If you have a shred of decency and honesty, you’ll need a spatula to get your jaw off the floor. I did.
Why An Expensive Road Bike is Worth the Outlandish Money… Even If “Expensive” Isn’t a Prerequisite for Being Fast
After riding the tandem with my wife for the last few weeks, I finally threw a leg over my Specialized Venge Wednesday night. The weather is, at long last, changing for the better and we’ve had more than enough rain to clean the roads… it struck me just how much fun it is to ride my Specialized Venge.
I’ve got a little more than $6,000 into that bike, by the time you figure the $3,100 price tag plus the upgrades – handlebar ($350), saddle ($250), wheels ($750), crankset ($550), brakes ($157), Ultegra drivetrain ($200 pre-owned but spectacular), stem ($167), seatpost ($110 after shipping), new rear derailleur ($75), chainrings ($105)… so, new, the bike out of the box weighed in at 18-1/2 pounds. As it sits today, it’s down to 16 pounds – or perfect… for a bowling ball or an aero-bike.

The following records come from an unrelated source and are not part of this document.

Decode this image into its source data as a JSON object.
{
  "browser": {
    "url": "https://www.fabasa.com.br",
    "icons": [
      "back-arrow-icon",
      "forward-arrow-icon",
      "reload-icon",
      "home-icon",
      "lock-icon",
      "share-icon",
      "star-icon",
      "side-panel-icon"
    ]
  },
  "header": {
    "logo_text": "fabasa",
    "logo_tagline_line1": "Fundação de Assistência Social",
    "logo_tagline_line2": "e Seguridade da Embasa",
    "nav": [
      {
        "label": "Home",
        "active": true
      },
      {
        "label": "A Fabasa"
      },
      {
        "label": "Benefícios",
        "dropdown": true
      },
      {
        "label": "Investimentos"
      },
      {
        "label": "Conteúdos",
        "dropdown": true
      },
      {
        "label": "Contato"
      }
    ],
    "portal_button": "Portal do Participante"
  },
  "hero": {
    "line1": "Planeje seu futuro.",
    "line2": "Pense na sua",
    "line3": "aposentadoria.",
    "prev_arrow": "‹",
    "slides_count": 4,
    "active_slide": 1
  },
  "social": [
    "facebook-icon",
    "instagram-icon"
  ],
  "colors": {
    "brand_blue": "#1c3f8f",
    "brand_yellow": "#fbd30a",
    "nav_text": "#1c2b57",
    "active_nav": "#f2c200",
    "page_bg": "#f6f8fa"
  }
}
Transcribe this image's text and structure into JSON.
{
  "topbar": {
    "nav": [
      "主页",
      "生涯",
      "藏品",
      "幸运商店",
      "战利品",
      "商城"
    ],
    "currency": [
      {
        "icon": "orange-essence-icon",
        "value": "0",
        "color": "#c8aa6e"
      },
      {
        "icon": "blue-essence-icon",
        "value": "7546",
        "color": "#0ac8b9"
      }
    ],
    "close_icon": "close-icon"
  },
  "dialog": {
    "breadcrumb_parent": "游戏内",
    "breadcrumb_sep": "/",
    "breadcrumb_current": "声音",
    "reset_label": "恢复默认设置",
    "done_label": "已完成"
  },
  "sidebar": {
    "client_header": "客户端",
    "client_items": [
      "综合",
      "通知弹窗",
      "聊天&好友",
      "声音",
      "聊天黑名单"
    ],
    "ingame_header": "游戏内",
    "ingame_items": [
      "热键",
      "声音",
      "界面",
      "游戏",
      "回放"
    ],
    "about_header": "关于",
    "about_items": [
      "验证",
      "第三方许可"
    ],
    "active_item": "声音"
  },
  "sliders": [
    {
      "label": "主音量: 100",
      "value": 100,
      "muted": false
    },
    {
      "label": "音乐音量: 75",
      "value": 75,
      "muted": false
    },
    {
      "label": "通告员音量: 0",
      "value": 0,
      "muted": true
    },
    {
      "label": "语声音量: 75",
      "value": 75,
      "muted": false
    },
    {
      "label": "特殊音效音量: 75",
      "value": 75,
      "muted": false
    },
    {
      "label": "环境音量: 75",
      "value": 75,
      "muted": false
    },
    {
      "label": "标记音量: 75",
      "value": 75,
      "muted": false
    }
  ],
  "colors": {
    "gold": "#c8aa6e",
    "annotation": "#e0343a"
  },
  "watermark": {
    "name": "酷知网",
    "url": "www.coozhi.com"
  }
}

I rolled out with my buddy, Chuck for our normal loop and the first thing I noticed as I got my butt used to the saddle again is how twitchy and responsive the Venge is after riding the tandem so much – and how easy it is to make the Venge accelerate. You simply push on the pedals and it goes. Anyone who’s ridden a top-end race bike knows this fantastic feeling. Even above that is the fact that the bike, after eight years, is still as tight as it was the day I brought it home. Everything still works as it should, in other words. No creaks or weird clicks, no loose parts (though the original seat post did fracture during a seated attempt at a City Limits sign…).

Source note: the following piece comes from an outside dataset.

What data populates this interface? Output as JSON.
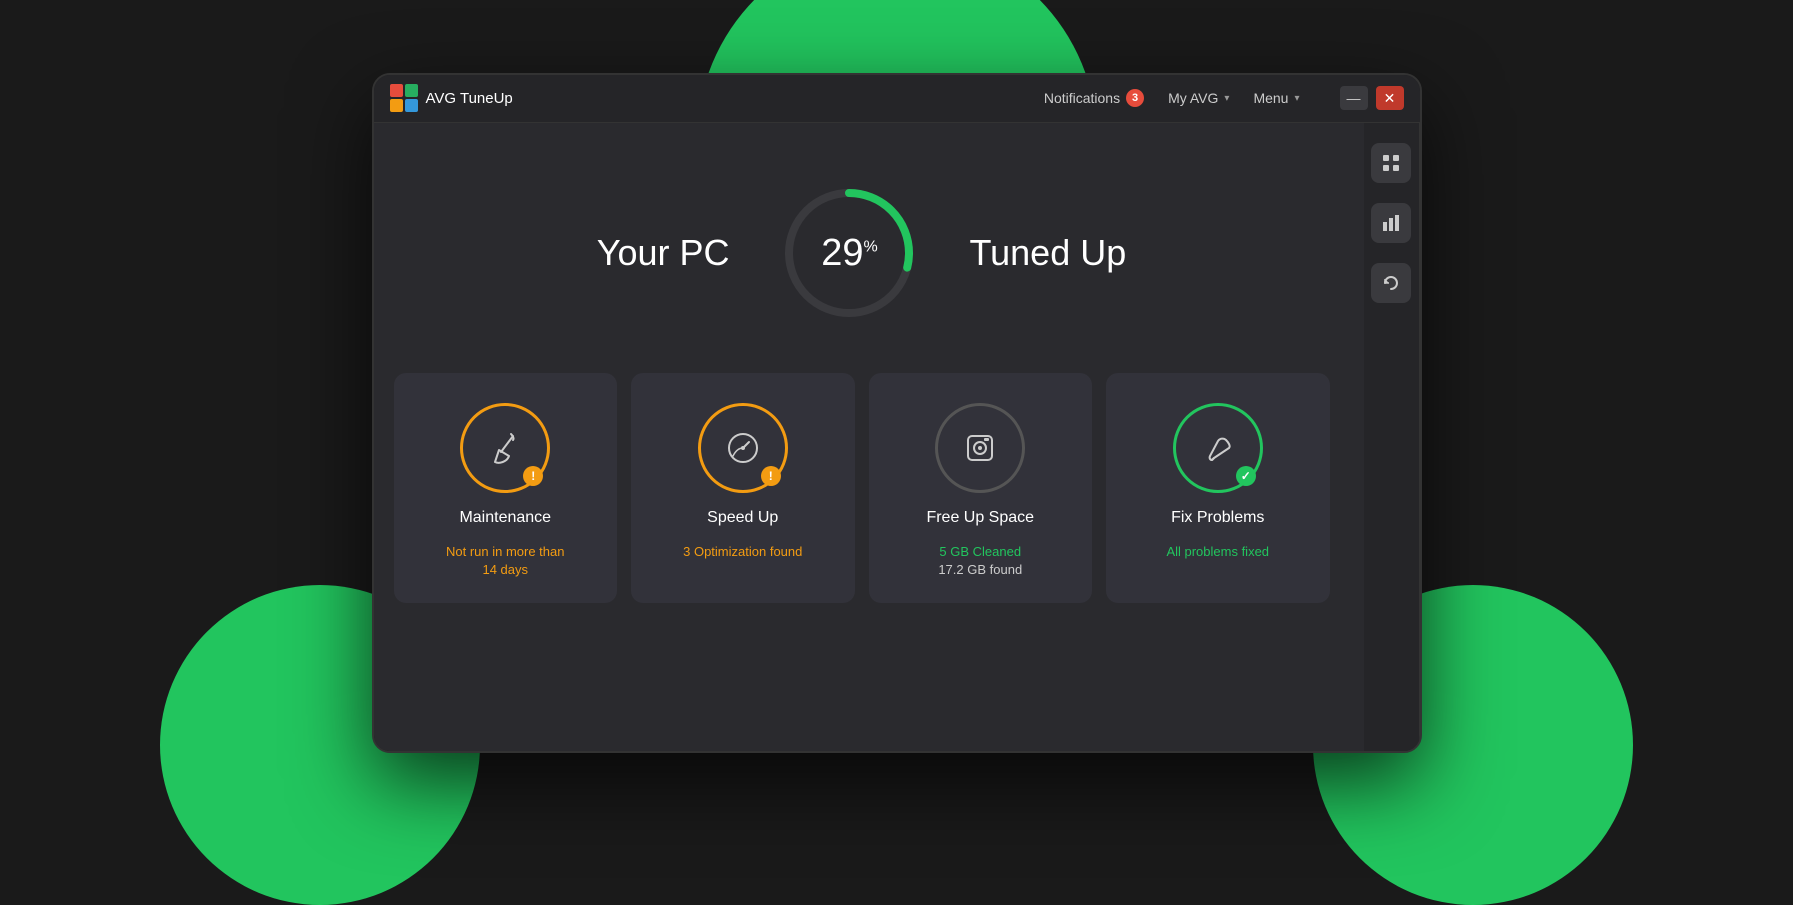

One doesn’t need a great bike to ride a bike very fast. One needs strong legs, massive lungs, a good diet and a decent bike (preferably with some aero wheels as those do make a difference) to be fast. Oh, I almost forgot; and a whole lot of “want to”. Most who have had the great fortune of riding a fantastic top-end bike, though, will tell you they’re worth it.
Not exactly necessary, but wonderful indeed.
Recovery; Your Life Will Become So Good You’ll Think It Simply Can’t Get Any Better… Then You’ll Realize It Did, All By Itself.
My wife and I had a weekend I only could have dreamt of a few years ago. It was truly a miracle. We set about making some changes a couple of months ago, now and we’re finally getting comfortable with knowing that we’re safe in our marriage and that the changes are real.
For me, the changes are foundational, right down to my baby toes.
After an amazing, wonderful weekend spent with my wife and kids, I woke up this morning, had a couple of cups of coffee and worked on a post. It was much more in depth than this one but I didn’t have the time to finish it. When it was time, I put my computer away and went in to shave and get ready for work. After, I went into our bedroom and dressed for the office. I pulled out something special to show my wife I wanted to look good for her.
Then, I climbed into bed and gave my wife a hug and kissed her forehead and told her I loved her deeply. She said, “Jim, thank you for a much better marriage”. I couldn’t hold back the tears of happiness.
We’ve worked so hard to get here. We’ve talked at length about a lot of really tough things. We’ve negotiated hard for things that matter to us. And we’ve both let go of intense fear and hurt so we could begin to heal.
As recovery from alcoholism and addiction goes, and this particularly pertains to marriage as well, I must remember that I am the problem. If I don’t know that I’m the problem, I need to pray that my Higher Power will show me where I’m the problem.
As long as I remember that, I have a chance. Today, I’m so grateful I’m actually grateful for being grateful. None of this was possible until I was willing to ask God to help me to be a better me. I don’t know if I was ready for how much I had to improve, but it all worked out in the wash.
My wife and I are on the right path and we know it. You may wonder how it is we know that. It’s simple; we don’t have to work to stay on the path. We want to stay on it because neither one of us want to go back to what we had before.
It’s as good as it gets – and I have faith it’ll get better. I’ve been here too many times to believe otherwise.